Life in Alta California was certainly pleasant in many ways, and the coming of the "white" population from the East (and abroad) was by no means an unalloyed blessing to the land or its original indigenous population of Indians, or to the Mexicans who'd first settled it. But the California I grew up in, a century after it became a State, was a much nicer place than it's since become. Post-War suburban in-fill is rapidly being replaced by sprawling cheap cookie-cutter tracts, and our cities have steadily ghetto-ized, with large, alien groups of Spanish-speaking living in barrios. The American culture and way of life owes some of its "riparian" culture to the Spanish and Mexicans, but few would advocate that we allow our country to be turned into another version of Mexico--an outlaw nation, burdened by corruption and poverty and overpopulation on a frightening scale.

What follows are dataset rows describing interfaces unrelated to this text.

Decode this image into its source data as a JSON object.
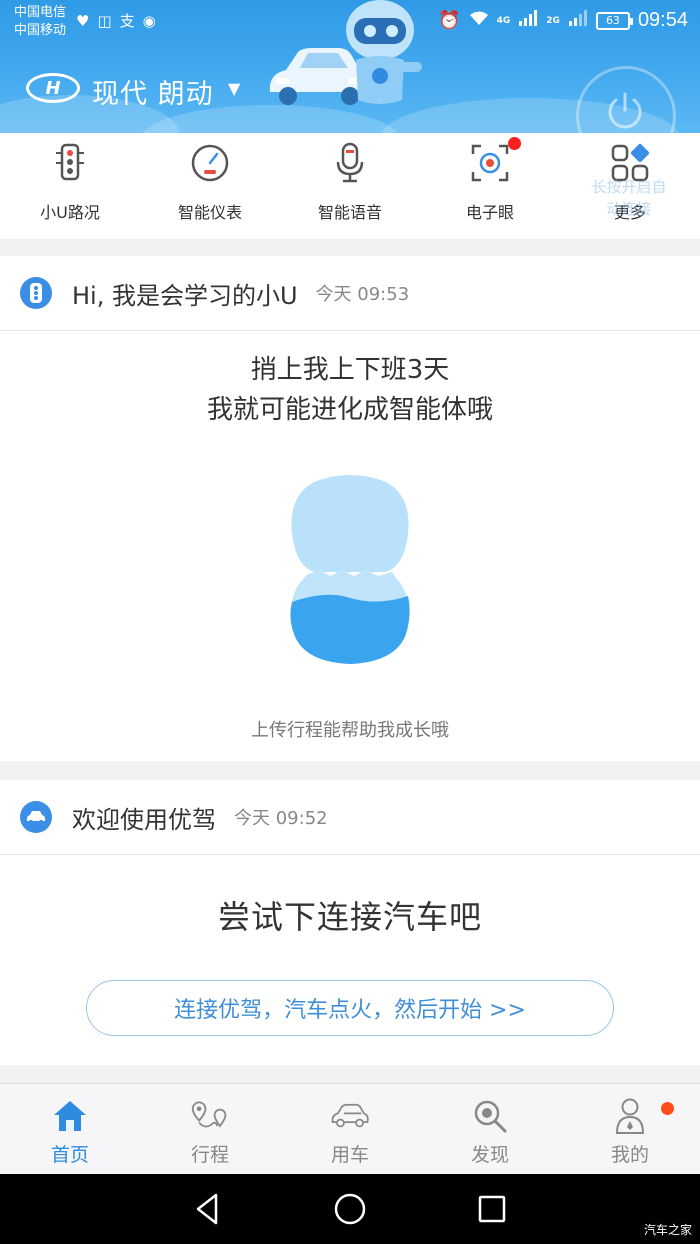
{
  "status_bar": {
    "carrier_1": "中国电信",
    "carrier_2": "中国移动",
    "network_1": "4G",
    "network_2": "2G",
    "battery": "63",
    "time": "09:54"
  },
  "header": {
    "brand_logo_text": "H",
    "car_name": "现代 朗动",
    "power_hint": "长按开启自动连接"
  },
  "quickbar": {
    "items": [
      {
        "label": "小U路况",
        "icon": "traffic-light-icon"
      },
      {
        "label": "智能仪表",
        "icon": "gauge-icon"
      },
      {
        "label": "智能语音",
        "icon": "microphone-icon"
      },
      {
        "label": "电子眼",
        "icon": "camera-icon"
      },
      {
        "label": "更多",
        "icon": "grid-icon"
      }
    ]
  },
  "card_learn": {
    "title": "Hi, 我是会学习的小U",
    "time": "今天 09:53",
    "line_1": "捎上我上下班3天",
    "line_2": "我就可能进化成智能体哦",
    "footer": "上传行程能帮助我成长哦"
  },
  "card_welcome": {
    "title": "欢迎使用优驾",
    "time": "今天 09:52",
    "headline": "尝试下连接汽车吧",
    "button": "连接优驾，汽车点火，然后开始 >>"
  },
  "tabbar": {
    "tabs": [
      {
        "label": "首页",
        "icon": "home-icon"
      },
      {
        "label": "行程",
        "icon": "route-icon"
      },
      {
        "label": "用车",
        "icon": "car-icon"
      },
      {
        "label": "发现",
        "icon": "discover-icon"
      },
      {
        "label": "我的",
        "icon": "profile-icon"
      }
    ]
  },
  "watermark": "汽车之家",
  "colors": {
    "header_blue": "#3ba3eb",
    "accent": "#2f8be0",
    "red_dot": "#ff1f1f"
  }
}
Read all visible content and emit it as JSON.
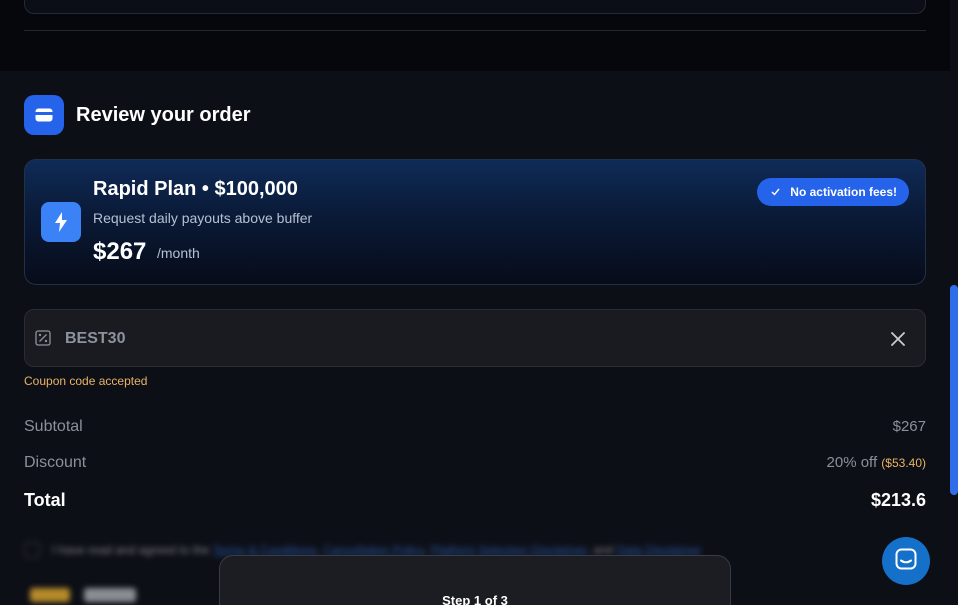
{
  "section": {
    "title": "Review your order",
    "icon": "card-icon"
  },
  "plan": {
    "title": "Rapid Plan • $100,000",
    "subtitle": "Request daily payouts above buffer",
    "price": "$267",
    "period": "/month",
    "badge": "No activation fees!",
    "badge_icon": "check-icon",
    "icon": "lightning-icon"
  },
  "coupon": {
    "value": "BEST30",
    "status": "Coupon code accepted",
    "icon": "coupon-icon",
    "clear_icon": "close-icon"
  },
  "summary": {
    "subtotal_label": "Subtotal",
    "subtotal_value": "$267",
    "discount_label": "Discount",
    "discount_value": "20% off",
    "discount_amount": "($53.40)",
    "total_label": "Total",
    "total_value": "$213.6"
  },
  "terms": {
    "prefix": "I have read and agreed to the",
    "link1": "Terms & Conditions",
    "link2": "Cancellation Policy",
    "link3": "Platform Selection Disclaimer",
    "mid": ", and",
    "link4": "Data Disclaimer"
  },
  "stepper": {
    "label": "Step 1 of 3"
  },
  "chat": {
    "icon": "chat-icon"
  },
  "colors": {
    "accent": "#2563eb",
    "coupon_status": "#eab266",
    "background": "#0d0f16"
  }
}
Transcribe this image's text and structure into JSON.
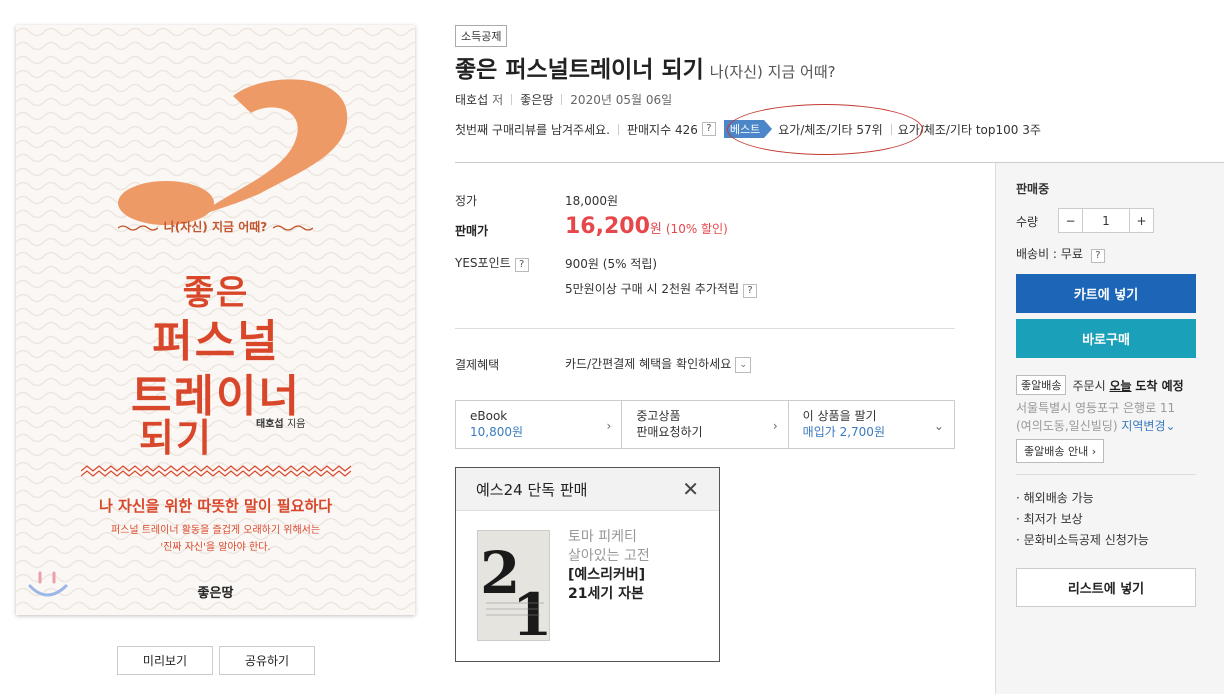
{
  "cover": {
    "subtitle": "나(자신) 지금 어때?",
    "title_lines": [
      "좋은",
      "퍼스널",
      "트레이너",
      "되기"
    ],
    "author": "태호섭",
    "author_suffix": "지음",
    "tagline": "나 자신을 위한 따뜻한 말이 필요하다",
    "desc_line1": "퍼스널 트레이너 활동을 즐겁게 오래하기 위해서는",
    "desc_line2": "'진짜 자신'을 알아야 한다.",
    "publisher": "좋은땅",
    "preview_label": "미리보기",
    "share_label": "공유하기"
  },
  "product": {
    "tag": "소득공제",
    "title": "좋은 퍼스널트레이너 되기",
    "subtitle": "나(자신) 지금 어때?",
    "author": "태호섭",
    "author_role": "저",
    "publisher": "좋은땅",
    "date": "2020년 05월 06일",
    "review_prompt": "첫번째 구매리뷰를 남겨주세요.",
    "sales_index": "판매지수 426",
    "best_label": "베스트",
    "rank1": "요가/체조/기타 57위",
    "rank2": "요가/체조/기타 top100 3주",
    "help": "?"
  },
  "price": {
    "list_label": "정가",
    "list_value": "18,000원",
    "sale_label": "판매가",
    "sale_value": "16,200",
    "sale_unit": "원",
    "discount": "(10% 할인)",
    "point_label": "YES포인트",
    "point_value": "900원 (5% 적립)",
    "extra_point": "5만원이상 구매 시 2천원 추가적립",
    "pay_label": "결제혜택",
    "pay_value": "카드/간편결제 혜택을 확인하세요"
  },
  "options": [
    {
      "line1": "eBook",
      "line2": "10,800원"
    },
    {
      "line1": "중고상품",
      "line2": "판매요청하기"
    },
    {
      "line1": "이 상품을 팔기",
      "line2": "매입가 2,700원"
    }
  ],
  "exclusive": {
    "header": "예스24 단독 판매",
    "author": "토마 피케티",
    "tag": "살아있는 고전",
    "edition": "[예스리커버]",
    "book_title": "21세기 자본"
  },
  "sidebar": {
    "status": "판매중",
    "qty_label": "수량",
    "qty_value": "1",
    "minus": "−",
    "plus": "+",
    "shipping": "배송비 : 무료",
    "cart_label": "카트에 넣기",
    "buy_label": "바로구매",
    "delivery_chip": "좋알배송",
    "delivery_pre": "주문시",
    "delivery_today": "오늘",
    "delivery_post": "도착 예정",
    "addr_line1": "서울특별시 영등포구 은행로 11",
    "addr_line2": "(여의도동,일신빌딩)",
    "change_region": "지역변경",
    "guide_label": "좋알배송 안내",
    "benefits": [
      "· 해외배송 가능",
      "· 최저가 보상",
      "· 문화비소득공제 신청가능"
    ],
    "list_label": "리스트에 넣기"
  },
  "colors": {
    "accent_red": "#e5474b",
    "cart_blue": "#1d65b6",
    "buy_teal": "#1aa0b8",
    "best_blue": "#4a86c8",
    "cover_orange": "#ee9a66",
    "cover_title": "#d9472b"
  }
}
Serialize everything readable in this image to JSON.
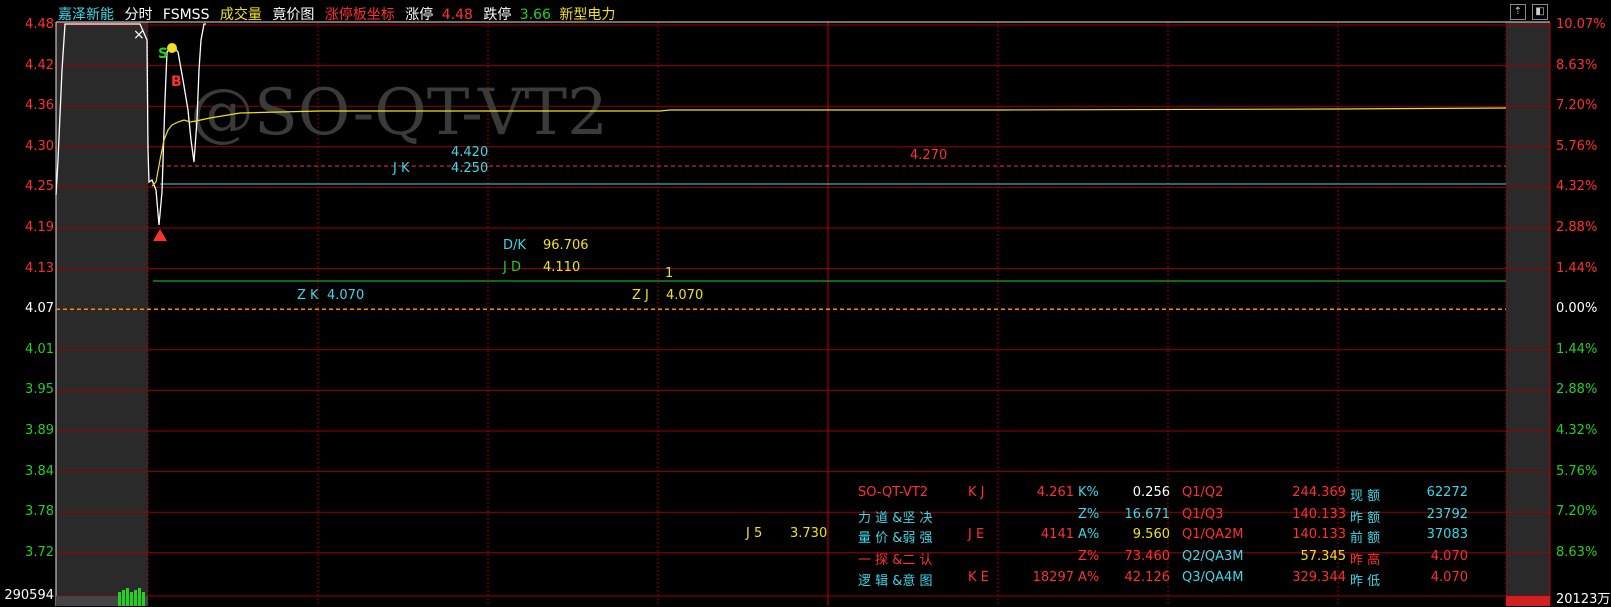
{
  "header": {
    "stock_name": "嘉泽新能",
    "tab_intraday": "分时",
    "tab_fsmss": "FSMSS",
    "tab_volume": "成交量",
    "tab_auction": "竟价图",
    "tab_limit_coord": "涨停板坐标",
    "limit_up_label": "涨停",
    "limit_up_value": "4.48",
    "limit_down_label": "跌停",
    "limit_down_value": "3.66",
    "sector": "新型电力"
  },
  "colors": {
    "red": "#ff3030",
    "green": "#22d022",
    "cyan": "#3cd8e8",
    "yellow": "#f0e020",
    "white": "#ffffff",
    "orange": "#ff8a00",
    "grid": "#9a0000",
    "tint": "#333333"
  },
  "left_axis": [
    "4.48",
    "4.42",
    "4.36",
    "4.30",
    "4.25",
    "4.19",
    "4.13",
    "4.07",
    "4.01",
    "3.95",
    "3.89",
    "3.84",
    "3.78",
    "3.72"
  ],
  "right_axis": [
    "10.07%",
    "8.63%",
    "7.20%",
    "5.76%",
    "4.32%",
    "2.88%",
    "1.44%",
    "0.00%",
    "1.44%",
    "2.88%",
    "4.32%",
    "5.76%",
    "7.20%",
    "8.63%"
  ],
  "bottom_left_value": "290594",
  "bottom_right_value": "20123万",
  "watermark": "@SO-QT-VT2",
  "close_glyph": "×",
  "annotations": {
    "jk_label": "J K",
    "jk_upper": "4.420",
    "jk_value": "4.250",
    "red_level": "4.270",
    "dk_label": "D/K",
    "dk_value": "96.706",
    "jd_label": "J D",
    "jd_value": "4.110",
    "marker_1": "1",
    "zk_label": "Z K",
    "zk_value": "4.070",
    "zj_label": "Z J",
    "zj_value": "4.070",
    "j5_label": "J 5",
    "j5_value": "3.730",
    "s_marker": "S",
    "b_marker": "B"
  },
  "table": {
    "r1": [
      "SO-QT-VT2",
      "K J",
      "4.261",
      "K%",
      "0.256",
      "Q1/Q2",
      "244.369",
      "现 额",
      "62272"
    ],
    "r2": [
      "力 道 &坚 决",
      "",
      "",
      "Z%",
      "16.671",
      "Q1/Q3",
      "140.133",
      "昨 额",
      "23792"
    ],
    "r3": [
      "量 价 &弱 强",
      "J E",
      "4141",
      "A%",
      "9.560",
      "Q1/QA2M",
      "140.133",
      "前 额",
      "37083"
    ],
    "r4": [
      "一 探 &二 认",
      "",
      "",
      "Z%",
      "73.460",
      "Q2/QA3M",
      "57.345",
      "昨 高",
      "4.070"
    ],
    "r5": [
      "逻 辑 &意 图",
      "K E",
      "18297",
      "A%",
      "42.126",
      "Q3/QA4M",
      "329.344",
      "昨 低",
      "4.070"
    ]
  }
}
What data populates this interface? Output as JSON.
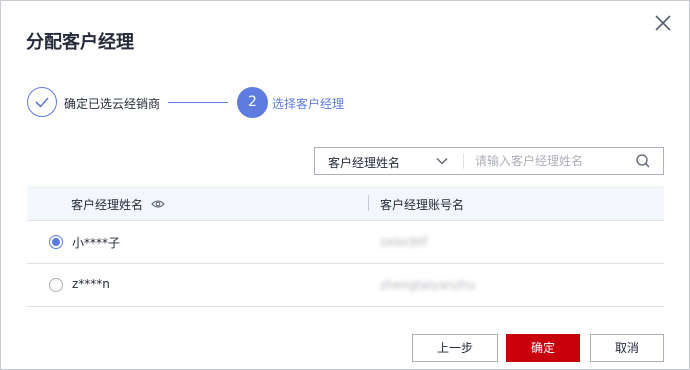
{
  "dialog": {
    "title": "分配客户经理",
    "close_icon": "close-icon"
  },
  "steps": [
    {
      "label": "确定已选云经销商",
      "status": "done",
      "icon": "check-icon"
    },
    {
      "number": "2",
      "label": "选择客户经理",
      "status": "active"
    }
  ],
  "search": {
    "field_value": "客户经理姓名",
    "placeholder": "请输入客户经理姓名",
    "value": ""
  },
  "table": {
    "columns": [
      {
        "label": "客户经理姓名",
        "icon": "eye-icon"
      },
      {
        "label": "客户经理账号名"
      }
    ],
    "rows": [
      {
        "name": "小****子",
        "account": "zxlocbtf",
        "selected": true
      },
      {
        "name": "z****n",
        "account": "zhengtaiyanzhu",
        "selected": false
      }
    ]
  },
  "footer": {
    "prev_label": "上一步",
    "ok_label": "确定",
    "cancel_label": "取消"
  },
  "colors": {
    "accent": "#5e7ce0",
    "primary_button": "#c7000b",
    "text": "#252b3a",
    "header_bg": "#f3f6fa"
  }
}
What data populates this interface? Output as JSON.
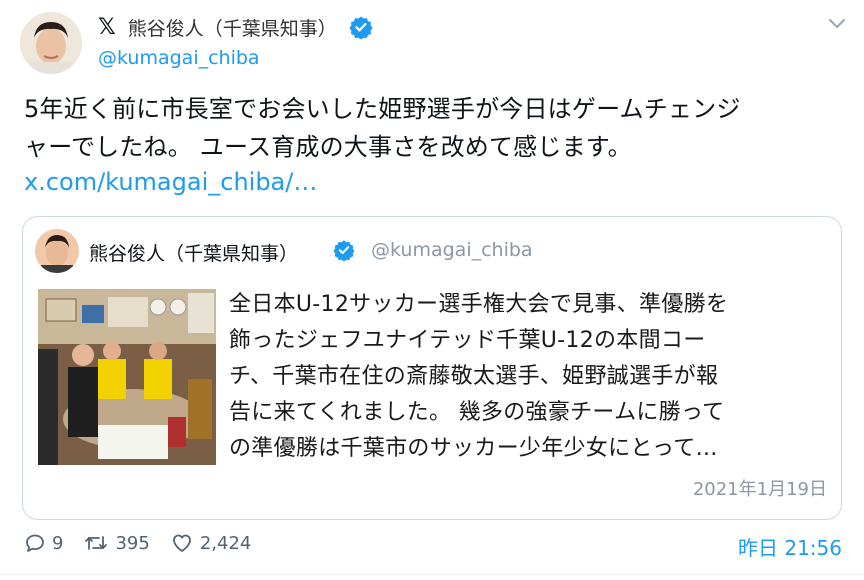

The Old Bale Mill was a harbinger of the aggressively enterprising American commercial instinct, which built California in its first hundred years. It would be a shame to see it sold out to a vast, refugee, peasant population of immigrants. We need to secure our borders against further incursions, and to prevent a reverse "takeover" of our country, as occurred 150 years ago. If we don't preserve our heritage and our birthright, our sovereignty will be seized from us, in a "quiet" revolution of rapid foreign occupation. But it seems these days that no one's minding the store. California could eventually look and feel just like Mexico. It's not something we should look forward to. Our children deserve better.